I beg leave to propose a Question for your deep consideration, viz, If the Americans unite in an independent Commonwealth, offer a free trade to all Nations, except Britain and her dependences, and make an American Law That no Person or Persons belonging to Britain or to her dependences shall be permitted to have any trade or intercourse with America, until Britain has made satisfaction for the injuries and losses sustained by this War—would she not be finally obliged to comply with this just requisition? I conceive that Britain cannot support her superiority over her natural Enemies, at Sea, without a large share of the American commerce, which she ever will have so long as a harmony subsists between the two Countries, if we are a separate State, and when Britain is convinced, (and time will do it) that her sovereignty and glory on the Seas greatly depends (if not her very being as a Kingdom) on a friendly intercourse with America, she will she must, comply with our righteous demands of separation.
As a Soldier, I ought to ask pardon for offering my rude sentiments on politicks to a Senator of America—but you will excuse me for turning my thoughts a few moments from the din of Arms to something more civil. I am Sir Your Obedient and most Humble Servant,
P.S. Five Regiments and one Company of the Train of Artillery are to remain here until further orders to fortify the Town and Harbour; all the other remaining Regiments and Companies are to march tomorrow. Genl. Ward is of the opinion that a larger force ought to have been left here, as so great a part of the Army was raised in this Colony. There are now of the Massachusetts men eleven Regiments, near a Regiment of the Train, besides Companies of Artificiers, &c. &c. on their march to assist the other Colonies, with the best Arms, Field pieces &c that have been collected from the several parts of this Colony since the commencement of the War—besides those that are gone to Canada. However I trust we shall be able, by the Smiles of Heaven upon our Arms, to defend our Colony with what is left; and if we should it will reflect honor upon the Massachusetts her sending so formidable an Army to support the United Colonies—and stretching out a powerful Arm to defend her distant Brethren.
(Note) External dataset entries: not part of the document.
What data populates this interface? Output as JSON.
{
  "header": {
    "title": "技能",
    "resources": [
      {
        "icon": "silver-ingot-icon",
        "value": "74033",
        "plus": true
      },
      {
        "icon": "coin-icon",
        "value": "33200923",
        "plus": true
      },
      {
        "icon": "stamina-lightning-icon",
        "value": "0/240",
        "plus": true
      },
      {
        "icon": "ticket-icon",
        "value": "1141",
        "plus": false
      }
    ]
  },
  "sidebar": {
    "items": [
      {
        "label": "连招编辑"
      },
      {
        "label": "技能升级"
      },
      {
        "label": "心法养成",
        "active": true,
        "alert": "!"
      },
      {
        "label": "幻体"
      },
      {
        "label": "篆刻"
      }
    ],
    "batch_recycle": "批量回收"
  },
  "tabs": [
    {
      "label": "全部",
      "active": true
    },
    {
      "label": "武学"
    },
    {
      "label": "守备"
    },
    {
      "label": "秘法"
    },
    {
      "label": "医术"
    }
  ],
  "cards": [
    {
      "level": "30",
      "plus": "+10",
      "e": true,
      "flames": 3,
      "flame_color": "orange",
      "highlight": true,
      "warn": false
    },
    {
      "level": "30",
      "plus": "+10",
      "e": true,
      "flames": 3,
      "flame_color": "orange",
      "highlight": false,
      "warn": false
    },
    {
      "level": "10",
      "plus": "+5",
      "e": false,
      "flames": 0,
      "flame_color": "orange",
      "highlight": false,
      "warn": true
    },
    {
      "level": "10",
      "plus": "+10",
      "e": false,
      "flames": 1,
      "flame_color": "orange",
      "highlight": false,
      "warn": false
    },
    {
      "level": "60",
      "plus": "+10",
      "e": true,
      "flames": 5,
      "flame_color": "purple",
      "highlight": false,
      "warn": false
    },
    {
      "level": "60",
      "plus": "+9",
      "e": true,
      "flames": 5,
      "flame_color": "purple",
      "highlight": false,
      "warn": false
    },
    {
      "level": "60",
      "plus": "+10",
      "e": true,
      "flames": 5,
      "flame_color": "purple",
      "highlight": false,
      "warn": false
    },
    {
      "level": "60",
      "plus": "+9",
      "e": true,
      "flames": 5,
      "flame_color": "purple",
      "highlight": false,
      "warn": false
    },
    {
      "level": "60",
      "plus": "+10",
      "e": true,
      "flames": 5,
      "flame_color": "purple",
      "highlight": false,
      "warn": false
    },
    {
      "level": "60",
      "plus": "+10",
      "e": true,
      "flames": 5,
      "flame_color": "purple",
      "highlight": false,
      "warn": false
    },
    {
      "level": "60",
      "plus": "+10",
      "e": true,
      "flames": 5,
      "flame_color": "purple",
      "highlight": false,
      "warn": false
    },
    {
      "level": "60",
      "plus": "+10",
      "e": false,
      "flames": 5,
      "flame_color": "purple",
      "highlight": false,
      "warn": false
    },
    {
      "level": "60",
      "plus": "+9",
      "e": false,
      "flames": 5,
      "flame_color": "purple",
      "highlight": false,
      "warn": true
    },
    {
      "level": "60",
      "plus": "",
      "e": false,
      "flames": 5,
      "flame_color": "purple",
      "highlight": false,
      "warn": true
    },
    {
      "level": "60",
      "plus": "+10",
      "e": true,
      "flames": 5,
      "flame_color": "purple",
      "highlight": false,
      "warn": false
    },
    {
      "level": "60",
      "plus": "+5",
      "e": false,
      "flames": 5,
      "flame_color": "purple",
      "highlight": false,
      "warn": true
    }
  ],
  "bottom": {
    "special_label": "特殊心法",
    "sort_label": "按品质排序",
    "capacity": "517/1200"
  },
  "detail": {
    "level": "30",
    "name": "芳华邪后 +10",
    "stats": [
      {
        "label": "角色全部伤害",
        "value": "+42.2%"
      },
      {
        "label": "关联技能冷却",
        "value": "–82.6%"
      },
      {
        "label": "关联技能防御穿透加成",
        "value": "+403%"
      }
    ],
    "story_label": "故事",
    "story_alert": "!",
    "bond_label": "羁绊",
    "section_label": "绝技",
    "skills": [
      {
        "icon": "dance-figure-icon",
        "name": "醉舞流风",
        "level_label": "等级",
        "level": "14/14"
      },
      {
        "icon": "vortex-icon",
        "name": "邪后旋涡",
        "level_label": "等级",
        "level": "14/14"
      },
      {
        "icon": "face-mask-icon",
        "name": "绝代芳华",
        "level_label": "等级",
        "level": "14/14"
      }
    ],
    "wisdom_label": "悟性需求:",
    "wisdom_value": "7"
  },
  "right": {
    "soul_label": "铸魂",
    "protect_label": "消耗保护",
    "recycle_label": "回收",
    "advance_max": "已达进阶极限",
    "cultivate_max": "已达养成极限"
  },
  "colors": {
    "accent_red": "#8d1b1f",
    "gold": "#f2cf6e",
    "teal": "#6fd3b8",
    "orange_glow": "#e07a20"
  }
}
It will make us respectable among our Sister Colonies, and through the World; and altho’ some are very uneasy on account of so large a part of our force being sent out of the Colony, yet for the sake of the many and great advantages which may result from it, I am willy3 to risque defending the Colony with the force we have now.4
There are yet remaining in Nantasket Road two of the Enemy’s Ships of War, and two or three Transports; we are meditating a plan for their removal.
RC (Adams Papers); docketed: “Jo Ward’s Apl 3. 1776 answd. Ap. 16. 1776.”
1. Capt. Gustavus Fellows (b. 1736), a Boston merchant and shipowner who did privateering during the Revolution (MHS, Procs. description begins Massachusetts Historical Society, Collections and Proceedings. description ends , 2d ser., 20 [1906–1907]: 47; Allen, Mass. Privateers description begins Gardner Weld Allen, Massachusetts Privateers of the Revolution (Massachusetts Historical Society, Collections, vol. 77), Boston, 1927. description ends , p. 108, 185, 326, 327). The command of the two vessels being built in Massachusetts was offered to Capts. John Manley and Isaac Cazneau (JCC description begins Worthington C. Ford and others, eds., Journals of the Continental Congress, 1774–1789, Washington, 1904–1937; 34 vols. description ends , 4:290).
4. In his reply of 16 April JA asked whether Ward in his wish for independence would be satisfied with the opening of the ports and the licensing of privateers. If not, would “nothing do, but a positive declaration that we never will be reconciled upon any terms?” JA expressed his confidence that time would bring the colonies to a common understanding (to Ward, 16 April, DLC: Force Transcripts, Misc. Corr.).